head and shoulder image of college professor Michael Lamb

When political science alumnus Michael Lamb ’04 was a student at Rhodes College, he received the highly coveted Rhodes Scholarship. First awarded in 1902, the Rhodes Scholarship (England) is one of the most competitive scholarships in the world, enabling outstanding young people from around the world to study at the University of Oxford.

In early 2004, shortly after learning about his selection for the Rhodes Scholarship, Lamb approached the Rhodes College President’s office with the idea for a book to showcase how Rhodes students were integrating academic learning with serving and befriending others in Memphis and other parts of the world.

A 120-page book titled Transformations: Stories of Service was the result of Lamb’s vision and editing and was published by the college in 2005. Now a tenured professor at Wake Forest University, Lamb has a new book out titled Cultivating Virtue in the University with co-editors Jonathan Brant and Edward Brooks of the Oxford Character Project at the University of Oxford.

According to the publisher’s description of the book: “While there has been a robust movement to educate character among children and adolescents, much less attention has been given to the ethical formation of college and university students. What is the role of colleges and universities in educating the character of students? Should universities even attempt to cultivate virtue? If so, how can they do so effectively in a pluralistic context?

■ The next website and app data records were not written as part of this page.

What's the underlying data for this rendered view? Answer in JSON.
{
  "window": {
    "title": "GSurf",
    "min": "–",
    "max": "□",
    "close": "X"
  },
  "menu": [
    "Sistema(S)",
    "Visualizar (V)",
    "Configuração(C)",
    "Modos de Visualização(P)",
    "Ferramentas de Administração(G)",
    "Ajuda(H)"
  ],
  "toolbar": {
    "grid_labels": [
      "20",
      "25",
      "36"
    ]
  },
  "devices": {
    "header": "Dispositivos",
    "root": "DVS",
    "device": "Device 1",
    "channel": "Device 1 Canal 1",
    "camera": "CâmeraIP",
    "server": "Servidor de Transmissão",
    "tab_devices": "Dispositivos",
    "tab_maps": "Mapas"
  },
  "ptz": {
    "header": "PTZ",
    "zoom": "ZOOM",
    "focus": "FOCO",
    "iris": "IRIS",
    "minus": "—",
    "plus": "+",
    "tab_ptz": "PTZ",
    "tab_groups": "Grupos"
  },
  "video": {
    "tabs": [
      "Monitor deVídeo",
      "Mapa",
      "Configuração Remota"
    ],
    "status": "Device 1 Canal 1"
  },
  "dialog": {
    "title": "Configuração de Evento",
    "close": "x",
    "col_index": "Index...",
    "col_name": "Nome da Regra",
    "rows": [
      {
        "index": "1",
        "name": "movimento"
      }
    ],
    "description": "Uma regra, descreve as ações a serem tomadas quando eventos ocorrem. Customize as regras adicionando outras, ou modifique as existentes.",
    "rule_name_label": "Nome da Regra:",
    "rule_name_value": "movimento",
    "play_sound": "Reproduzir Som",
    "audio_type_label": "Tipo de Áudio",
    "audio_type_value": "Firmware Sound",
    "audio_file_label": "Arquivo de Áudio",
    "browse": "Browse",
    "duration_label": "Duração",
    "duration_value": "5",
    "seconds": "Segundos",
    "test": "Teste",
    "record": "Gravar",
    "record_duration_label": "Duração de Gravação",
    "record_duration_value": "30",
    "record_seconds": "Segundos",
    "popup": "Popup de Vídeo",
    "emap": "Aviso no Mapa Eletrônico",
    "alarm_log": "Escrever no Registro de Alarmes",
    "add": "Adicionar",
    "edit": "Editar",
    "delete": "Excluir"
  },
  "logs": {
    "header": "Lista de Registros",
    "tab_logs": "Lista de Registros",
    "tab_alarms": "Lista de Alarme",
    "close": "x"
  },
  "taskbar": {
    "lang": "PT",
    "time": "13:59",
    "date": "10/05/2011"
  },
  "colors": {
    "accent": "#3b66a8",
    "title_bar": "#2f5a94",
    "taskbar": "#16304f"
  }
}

Cultivating Virtue in the University seeks to answer these questions by gathering diverse perspectives on character education within twenty-first century universities.”

Lamb holds a Ph.D. in politics from Princeton University, a bachelor’s degree in philosophy and theology from the University of Oxford, and a bachelor’s degree in political science from Rhodes.

“My own character was formed significantly during my time at Rhodes, both in the classroom and in the community,” says Lamb. “I am grateful to Rhodes for offering a robust liberal arts education that emphasizes community engagement and teaches students how to live and lead.”

While an undergraduate, Lamb was president of both the Honor Council and the local chapter of Habitat for Humanity. In addition, he was a regular volunteer at Rhodes’ soup kitchen, tutored elementary school children, worked at a nonprofit legal center, and constructed houses and playgrounds in Mexico. At graduation, he also received the college’s two highest student honors, the Phi Beta Kappa Prize and the Algernon Sydney Sullivan Award, which recognizes service to others.
More than 80 percent of students at Rhodes College participate in service. Learn more here.